**Records supplied**.
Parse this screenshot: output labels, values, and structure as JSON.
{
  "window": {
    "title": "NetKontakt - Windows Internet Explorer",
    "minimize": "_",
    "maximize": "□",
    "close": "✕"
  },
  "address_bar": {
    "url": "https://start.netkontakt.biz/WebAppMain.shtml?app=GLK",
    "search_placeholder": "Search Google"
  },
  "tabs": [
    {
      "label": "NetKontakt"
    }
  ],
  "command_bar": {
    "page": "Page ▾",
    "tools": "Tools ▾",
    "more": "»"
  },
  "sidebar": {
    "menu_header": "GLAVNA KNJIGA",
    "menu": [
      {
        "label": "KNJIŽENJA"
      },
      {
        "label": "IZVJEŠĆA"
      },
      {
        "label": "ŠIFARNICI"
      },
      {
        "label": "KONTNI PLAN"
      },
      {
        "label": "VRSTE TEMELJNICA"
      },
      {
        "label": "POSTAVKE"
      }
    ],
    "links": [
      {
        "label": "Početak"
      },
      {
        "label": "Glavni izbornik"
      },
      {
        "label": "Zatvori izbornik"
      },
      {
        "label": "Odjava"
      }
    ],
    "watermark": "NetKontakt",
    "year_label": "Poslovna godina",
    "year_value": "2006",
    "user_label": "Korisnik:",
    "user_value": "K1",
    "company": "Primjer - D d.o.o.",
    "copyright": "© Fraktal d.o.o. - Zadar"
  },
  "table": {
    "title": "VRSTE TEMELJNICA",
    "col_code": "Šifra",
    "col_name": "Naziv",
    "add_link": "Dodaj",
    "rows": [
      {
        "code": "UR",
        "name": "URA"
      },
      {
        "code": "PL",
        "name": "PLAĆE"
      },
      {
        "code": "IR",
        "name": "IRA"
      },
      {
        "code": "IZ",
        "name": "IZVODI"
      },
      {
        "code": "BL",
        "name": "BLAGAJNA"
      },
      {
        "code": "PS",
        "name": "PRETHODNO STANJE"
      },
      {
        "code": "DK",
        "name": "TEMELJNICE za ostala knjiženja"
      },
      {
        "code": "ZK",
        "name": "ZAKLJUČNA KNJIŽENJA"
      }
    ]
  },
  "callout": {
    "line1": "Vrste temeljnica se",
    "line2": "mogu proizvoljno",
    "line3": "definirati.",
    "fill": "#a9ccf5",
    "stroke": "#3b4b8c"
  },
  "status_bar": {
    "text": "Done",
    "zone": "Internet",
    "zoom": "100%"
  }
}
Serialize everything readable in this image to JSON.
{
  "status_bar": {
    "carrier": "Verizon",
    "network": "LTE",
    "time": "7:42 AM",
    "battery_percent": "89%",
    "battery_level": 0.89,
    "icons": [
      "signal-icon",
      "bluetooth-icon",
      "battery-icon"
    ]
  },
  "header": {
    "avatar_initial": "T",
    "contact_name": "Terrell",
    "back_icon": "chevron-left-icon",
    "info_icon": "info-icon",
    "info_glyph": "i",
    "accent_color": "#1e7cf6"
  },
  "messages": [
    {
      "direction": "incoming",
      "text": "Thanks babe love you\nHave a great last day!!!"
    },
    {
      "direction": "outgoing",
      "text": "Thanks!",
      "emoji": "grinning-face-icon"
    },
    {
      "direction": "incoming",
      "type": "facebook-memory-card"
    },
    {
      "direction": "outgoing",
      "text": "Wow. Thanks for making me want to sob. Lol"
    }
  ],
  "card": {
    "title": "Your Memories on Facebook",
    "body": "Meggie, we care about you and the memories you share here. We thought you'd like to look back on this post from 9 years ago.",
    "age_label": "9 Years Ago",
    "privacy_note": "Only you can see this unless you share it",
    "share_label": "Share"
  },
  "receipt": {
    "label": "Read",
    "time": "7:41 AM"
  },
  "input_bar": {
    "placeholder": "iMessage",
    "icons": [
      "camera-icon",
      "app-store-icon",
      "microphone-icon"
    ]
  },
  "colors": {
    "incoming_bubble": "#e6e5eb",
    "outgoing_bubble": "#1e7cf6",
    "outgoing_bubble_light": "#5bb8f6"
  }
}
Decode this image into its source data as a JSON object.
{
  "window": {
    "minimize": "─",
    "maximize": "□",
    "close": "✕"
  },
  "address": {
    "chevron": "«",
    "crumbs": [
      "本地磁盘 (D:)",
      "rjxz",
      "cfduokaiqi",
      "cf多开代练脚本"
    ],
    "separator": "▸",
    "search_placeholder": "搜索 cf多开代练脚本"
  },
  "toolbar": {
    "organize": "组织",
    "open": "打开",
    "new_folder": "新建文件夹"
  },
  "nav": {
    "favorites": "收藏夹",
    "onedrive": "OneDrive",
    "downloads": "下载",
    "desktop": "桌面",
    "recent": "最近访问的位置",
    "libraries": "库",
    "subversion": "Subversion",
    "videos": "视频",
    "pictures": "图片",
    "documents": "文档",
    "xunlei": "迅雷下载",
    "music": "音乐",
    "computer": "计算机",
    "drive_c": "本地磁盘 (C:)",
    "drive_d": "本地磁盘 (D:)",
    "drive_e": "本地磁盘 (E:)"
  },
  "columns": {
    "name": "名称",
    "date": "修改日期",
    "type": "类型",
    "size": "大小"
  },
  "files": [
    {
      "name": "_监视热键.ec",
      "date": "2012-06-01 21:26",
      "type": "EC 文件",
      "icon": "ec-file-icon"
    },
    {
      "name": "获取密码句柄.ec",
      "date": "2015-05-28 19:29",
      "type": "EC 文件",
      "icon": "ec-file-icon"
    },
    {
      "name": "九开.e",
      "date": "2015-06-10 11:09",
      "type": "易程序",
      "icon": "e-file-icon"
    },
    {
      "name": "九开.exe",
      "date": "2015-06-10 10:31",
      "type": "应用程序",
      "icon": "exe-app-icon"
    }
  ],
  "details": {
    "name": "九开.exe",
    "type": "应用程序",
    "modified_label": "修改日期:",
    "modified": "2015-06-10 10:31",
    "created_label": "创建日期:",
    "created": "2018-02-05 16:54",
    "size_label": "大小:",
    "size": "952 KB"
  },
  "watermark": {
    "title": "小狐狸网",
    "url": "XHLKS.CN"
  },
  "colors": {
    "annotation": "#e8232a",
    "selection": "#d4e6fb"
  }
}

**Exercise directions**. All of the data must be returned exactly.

**Solution for this exercise**.
Parse this screenshot: output labels, values, and structure as JSON.
{
  "window": {
    "title": "NetKontakt - Windows Internet Explorer",
    "minimize": "_",
    "maximize": "□",
    "close": "✕"
  },
  "address_bar": {
    "url": "https://start.netkontakt.biz/WebAppMain.shtml?app=GLK",
    "search_placeholder": "Search Google"
  },
  "tabs": [
    {
      "label": "NetKontakt"
    }
  ],
  "command_bar": {
    "page": "Page ▾",
    "tools": "Tools ▾",
    "more": "»"
  },
  "sidebar": {
    "menu_header": "GLAVNA KNJIGA",
    "menu": [
      {
        "label": "KNJIŽENJA"
      },
      {
        "label": "IZVJEŠĆA"
      },
      {
        "label": "ŠIFARNICI"
      },
      {
        "label": "KONTNI PLAN"
      },
      {
        "label": "VRSTE TEMELJNICA"
      },
      {
        "label": "POSTAVKE"
      }
    ],
    "links": [
      {
        "label": "Početak"
      },
      {
        "label": "Glavni izbornik"
      },
      {
        "label": "Zatvori izbornik"
      },
      {
        "label": "Odjava"
      }
    ],
    "watermark": "NetKontakt",
    "year_label": "Poslovna godina",
    "year_value": "2006",
    "user_label": "Korisnik:",
    "user_value": "K1",
    "company": "Primjer - D d.o.o.",
    "copyright": "© Fraktal d.o.o. - Zadar"
  },
  "table": {
    "title": "VRSTE TEMELJNICA",
    "col_code": "Šifra",
    "col_name": "Naziv",
    "add_link": "Dodaj",
    "rows": [
      {
        "code": "UR",
        "name": "URA"
      },
      {
        "code": "PL",
        "name": "PLAĆE"
      },
      {
        "code": "IR",
        "name": "IRA"
      },
      {
        "code": "IZ",
        "name": "IZVODI"
      },
      {
        "code": "BL",
        "name": "BLAGAJNA"
      },
      {
        "code": "PS",
        "name": "PRETHODNO STANJE"
      },
      {
        "code": "DK",
        "name": "TEMELJNICE za ostala knjiženja"
      },
      {
        "code": "ZK",
        "name": "ZAKLJUČNA KNJIŽENJA"
      }
    ]
  },
  "callout": {
    "line1": "Vrste temeljnica se",
    "line2": "mogu proizvoljno",
    "line3": "definirati.",
    "fill": "#a9ccf5",
    "stroke": "#3b4b8c"
  },
  "status_bar": {
    "text": "Done",
    "zone": "Internet",
    "zoom": "100%"
  }
}
Serialize everything readable in this image to JSON.
{
  "status_bar": {
    "carrier": "Verizon",
    "network": "LTE",
    "time": "7:42 AM",
    "battery_percent": "89%",
    "battery_level": 0.89,
    "icons": [
      "signal-icon",
      "bluetooth-icon",
      "battery-icon"
    ]
  },
  "header": {
    "avatar_initial": "T",
    "contact_name": "Terrell",
    "back_icon": "chevron-left-icon",
    "info_icon": "info-icon",
    "info_glyph": "i",
    "accent_color": "#1e7cf6"
  },
  "messages": [
    {
      "direction": "incoming",
      "text": "Thanks babe love you\nHave a great last day!!!"
    },
    {
      "direction": "outgoing",
      "text": "Thanks!",
      "emoji": "grinning-face-icon"
    },
    {
      "direction": "incoming",
      "type": "facebook-memory-card"
    },
    {
      "direction": "outgoing",
      "text": "Wow. Thanks for making me want to sob. Lol"
    }
  ],
  "card": {
    "title": "Your Memories on Facebook",
    "body": "Meggie, we care about you and the memories you share here. We thought you'd like to look back on this post from 9 years ago.",
    "age_label": "9 Years Ago",
    "privacy_note": "Only you can see this unless you share it",
    "share_label": "Share"
  },
  "receipt": {
    "label": "Read",
    "time": "7:41 AM"
  },
  "input_bar": {
    "placeholder": "iMessage",
    "icons": [
      "camera-icon",
      "app-store-icon",
      "microphone-icon"
    ]
  },
  "colors": {
    "incoming_bubble": "#e6e5eb",
    "outgoing_bubble": "#1e7cf6",
    "outgoing_bubble_light": "#5bb8f6"
  }
}
Decode this image into its source data as a JSON object.
{
  "window": {
    "minimize": "─",
    "maximize": "□",
    "close": "✕"
  },
  "address": {
    "chevron": "«",
    "crumbs": [
      "本地磁盘 (D:)",
      "rjxz",
      "cfduokaiqi",
      "cf多开代练脚本"
    ],
    "separator": "▸",
    "search_placeholder": "搜索 cf多开代练脚本"
  },
  "toolbar": {
    "organize": "组织",
    "open": "打开",
    "new_folder": "新建文件夹"
  },
  "nav": {
    "favorites": "收藏夹",
    "onedrive": "OneDrive",
    "downloads": "下载",
    "desktop": "桌面",
    "recent": "最近访问的位置",
    "libraries": "库",
    "subversion": "Subversion",
    "videos": "视频",
    "pictures": "图片",
    "documents": "文档",
    "xunlei": "迅雷下载",
    "music": "音乐",
    "computer": "计算机",
    "drive_c": "本地磁盘 (C:)",
    "drive_d": "本地磁盘 (D:)",
    "drive_e": "本地磁盘 (E:)"
  },
  "columns": {
    "name": "名称",
    "date": "修改日期",
    "type": "类型",
    "size": "大小"
  },
  "files": [
    {
      "name": "_监视热键.ec",
      "date": "2012-06-01 21:26",
      "type": "EC 文件",
      "icon": "ec-file-icon"
    },
    {
      "name": "获取密码句柄.ec",
      "date": "2015-05-28 19:29",
      "type": "EC 文件",
      "icon": "ec-file-icon"
    },
    {
      "name": "九开.e",
      "date": "2015-06-10 11:09",
      "type": "易程序",
      "icon": "e-file-icon"
    },
    {
      "name": "九开.exe",
      "date": "2015-06-10 10:31",
      "type": "应用程序",
      "icon": "exe-app-icon"
    }
  ],
  "details": {
    "name": "九开.exe",
    "type": "应用程序",
    "modified_label": "修改日期:",
    "modified": "2015-06-10 10:31",
    "created_label": "创建日期:",
    "created": "2018-02-05 16:54",
    "size_label": "大小:",
    "size": "952 KB"
  },
  "watermark": {
    "title": "小狐狸网",
    "url": "XHLKS.CN"
  },
  "colors": {
    "annotation": "#e8232a",
    "selection": "#d4e6fb"
  }
}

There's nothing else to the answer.